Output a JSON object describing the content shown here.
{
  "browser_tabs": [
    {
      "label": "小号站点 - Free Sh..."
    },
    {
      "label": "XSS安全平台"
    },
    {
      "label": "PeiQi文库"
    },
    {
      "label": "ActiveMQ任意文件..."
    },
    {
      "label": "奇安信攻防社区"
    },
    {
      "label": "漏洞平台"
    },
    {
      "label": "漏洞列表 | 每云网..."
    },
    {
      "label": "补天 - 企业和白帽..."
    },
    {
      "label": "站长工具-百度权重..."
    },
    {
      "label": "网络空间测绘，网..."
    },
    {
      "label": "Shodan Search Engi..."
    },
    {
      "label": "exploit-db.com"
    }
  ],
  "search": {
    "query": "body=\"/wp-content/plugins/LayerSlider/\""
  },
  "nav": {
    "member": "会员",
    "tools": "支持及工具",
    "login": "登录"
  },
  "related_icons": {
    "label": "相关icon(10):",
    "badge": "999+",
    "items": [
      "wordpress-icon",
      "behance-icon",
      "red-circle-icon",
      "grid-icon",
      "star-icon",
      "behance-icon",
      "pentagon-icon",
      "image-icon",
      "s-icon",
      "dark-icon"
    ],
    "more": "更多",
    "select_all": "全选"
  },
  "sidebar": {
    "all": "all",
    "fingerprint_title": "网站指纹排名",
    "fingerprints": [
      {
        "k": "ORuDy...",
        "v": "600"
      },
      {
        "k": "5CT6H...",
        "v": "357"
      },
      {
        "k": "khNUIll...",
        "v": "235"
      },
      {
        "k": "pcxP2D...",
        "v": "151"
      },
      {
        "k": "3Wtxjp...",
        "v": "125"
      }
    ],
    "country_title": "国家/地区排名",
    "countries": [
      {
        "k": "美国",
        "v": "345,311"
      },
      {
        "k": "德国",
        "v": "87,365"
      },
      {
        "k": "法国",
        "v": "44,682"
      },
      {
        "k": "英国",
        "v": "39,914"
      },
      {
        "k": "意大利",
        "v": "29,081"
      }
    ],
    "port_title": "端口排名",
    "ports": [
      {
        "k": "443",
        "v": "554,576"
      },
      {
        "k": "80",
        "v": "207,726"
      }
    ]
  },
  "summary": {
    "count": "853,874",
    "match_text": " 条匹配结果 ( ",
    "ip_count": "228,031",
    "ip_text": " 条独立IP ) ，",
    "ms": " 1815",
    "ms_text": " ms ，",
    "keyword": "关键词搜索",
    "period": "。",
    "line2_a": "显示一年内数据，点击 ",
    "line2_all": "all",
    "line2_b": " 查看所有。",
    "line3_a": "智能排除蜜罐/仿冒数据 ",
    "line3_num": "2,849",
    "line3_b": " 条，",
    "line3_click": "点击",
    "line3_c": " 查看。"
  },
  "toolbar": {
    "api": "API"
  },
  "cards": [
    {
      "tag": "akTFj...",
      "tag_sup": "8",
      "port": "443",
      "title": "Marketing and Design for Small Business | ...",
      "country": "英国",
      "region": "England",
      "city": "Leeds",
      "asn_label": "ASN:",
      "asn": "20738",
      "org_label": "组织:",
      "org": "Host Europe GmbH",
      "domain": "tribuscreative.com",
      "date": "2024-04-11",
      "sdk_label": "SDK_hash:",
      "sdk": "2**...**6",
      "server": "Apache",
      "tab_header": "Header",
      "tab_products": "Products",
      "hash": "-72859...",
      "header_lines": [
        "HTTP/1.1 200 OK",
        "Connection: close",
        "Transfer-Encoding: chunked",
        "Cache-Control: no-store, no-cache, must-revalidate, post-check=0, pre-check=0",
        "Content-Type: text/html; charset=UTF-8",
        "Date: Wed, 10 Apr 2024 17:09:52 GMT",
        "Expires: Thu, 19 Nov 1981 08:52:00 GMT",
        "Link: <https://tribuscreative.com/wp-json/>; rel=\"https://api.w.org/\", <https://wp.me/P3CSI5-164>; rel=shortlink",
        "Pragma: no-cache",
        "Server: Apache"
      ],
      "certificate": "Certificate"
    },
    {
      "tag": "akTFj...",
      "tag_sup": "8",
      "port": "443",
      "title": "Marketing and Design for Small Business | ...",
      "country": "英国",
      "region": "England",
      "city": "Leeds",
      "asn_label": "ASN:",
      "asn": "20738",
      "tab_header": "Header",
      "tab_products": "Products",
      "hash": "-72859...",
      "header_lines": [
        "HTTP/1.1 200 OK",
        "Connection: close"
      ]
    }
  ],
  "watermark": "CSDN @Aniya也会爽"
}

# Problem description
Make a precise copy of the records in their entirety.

# Response area
Output a JSON object describing the content shown here.
{
  "browser_tabs": [
    {
      "label": "小号站点 - Free Sh..."
    },
    {
      "label": "XSS安全平台"
    },
    {
      "label": "PeiQi文库"
    },
    {
      "label": "ActiveMQ任意文件..."
    },
    {
      "label": "奇安信攻防社区"
    },
    {
      "label": "漏洞平台"
    },
    {
      "label": "漏洞列表 | 每云网..."
    },
    {
      "label": "补天 - 企业和白帽..."
    },
    {
      "label": "站长工具-百度权重..."
    },
    {
      "label": "网络空间测绘，网..."
    },
    {
      "label": "Shodan Search Engi..."
    },
    {
      "label": "exploit-db.com"
    }
  ],
  "search": {
    "query": "body=\"/wp-content/plugins/LayerSlider/\""
  },
  "nav": {
    "member": "会员",
    "tools": "支持及工具",
    "login": "登录"
  },
  "related_icons": {
    "label": "相关icon(10):",
    "badge": "999+",
    "items": [
      "wordpress-icon",
      "behance-icon",
      "red-circle-icon",
      "grid-icon",
      "star-icon",
      "behance-icon",
      "pentagon-icon",
      "image-icon",
      "s-icon",
      "dark-icon"
    ],
    "more": "更多",
    "select_all": "全选"
  },
  "sidebar": {
    "all": "all",
    "fingerprint_title": "网站指纹排名",
    "fingerprints": [
      {
        "k": "ORuDy...",
        "v": "600"
      },
      {
        "k": "5CT6H...",
        "v": "357"
      },
      {
        "k": "khNUIll...",
        "v": "235"
      },
      {
        "k": "pcxP2D...",
        "v": "151"
      },
      {
        "k": "3Wtxjp...",
        "v": "125"
      }
    ],
    "country_title": "国家/地区排名",
    "countries": [
      {
        "k": "美国",
        "v": "345,311"
      },
      {
        "k": "德国",
        "v": "87,365"
      },
      {
        "k": "法国",
        "v": "44,682"
      },
      {
        "k": "英国",
        "v": "39,914"
      },
      {
        "k": "意大利",
        "v": "29,081"
      }
    ],
    "port_title": "端口排名",
    "ports": [
      {
        "k": "443",
        "v": "554,576"
      },
      {
        "k": "80",
        "v": "207,726"
      }
    ]
  },
  "summary": {
    "count": "853,874",
    "match_text": " 条匹配结果 ( ",
    "ip_count": "228,031",
    "ip_text": " 条独立IP ) ，",
    "ms": " 1815",
    "ms_text": " ms ，",
    "keyword": "关键词搜索",
    "period": "。",
    "line2_a": "显示一年内数据，点击 ",
    "line2_all": "all",
    "line2_b": " 查看所有。",
    "line3_a": "智能排除蜜罐/仿冒数据 ",
    "line3_num": "2,849",
    "line3_b": " 条，",
    "line3_click": "点击",
    "line3_c": " 查看。"
  },
  "toolbar": {
    "api": "API"
  },
  "cards": [
    {
      "tag": "akTFj...",
      "tag_sup": "8",
      "port": "443",
      "title": "Marketing and Design for Small Business | ...",
      "country": "英国",
      "region": "England",
      "city": "Leeds",
      "asn_label": "ASN:",
      "asn": "20738",
      "org_label": "组织:",
      "org": "Host Europe GmbH",
      "domain": "tribuscreative.com",
      "date": "2024-04-11",
      "sdk_label": "SDK_hash:",
      "sdk": "2**...**6",
      "server": "Apache",
      "tab_header": "Header",
      "tab_products": "Products",
      "hash": "-72859...",
      "header_lines": [
        "HTTP/1.1 200 OK",
        "Connection: close",
        "Transfer-Encoding: chunked",
        "Cache-Control: no-store, no-cache, must-revalidate, post-check=0, pre-check=0",
        "Content-Type: text/html; charset=UTF-8",
        "Date: Wed, 10 Apr 2024 17:09:52 GMT",
        "Expires: Thu, 19 Nov 1981 08:52:00 GMT",
        "Link: <https://tribuscreative.com/wp-json/>; rel=\"https://api.w.org/\", <https://wp.me/P3CSI5-164>; rel=shortlink",
        "Pragma: no-cache",
        "Server: Apache"
      ],
      "certificate": "Certificate"
    },
    {
      "tag": "akTFj...",
      "tag_sup": "8",
      "port": "443",
      "title": "Marketing and Design for Small Business | ...",
      "country": "英国",
      "region": "England",
      "city": "Leeds",
      "asn_label": "ASN:",
      "asn": "20738",
      "tab_header": "Header",
      "tab_products": "Products",
      "hash": "-72859...",
      "header_lines": [
        "HTTP/1.1 200 OK",
        "Connection: close"
      ]
    }
  ],
  "watermark": "CSDN @Aniya也会爽"
}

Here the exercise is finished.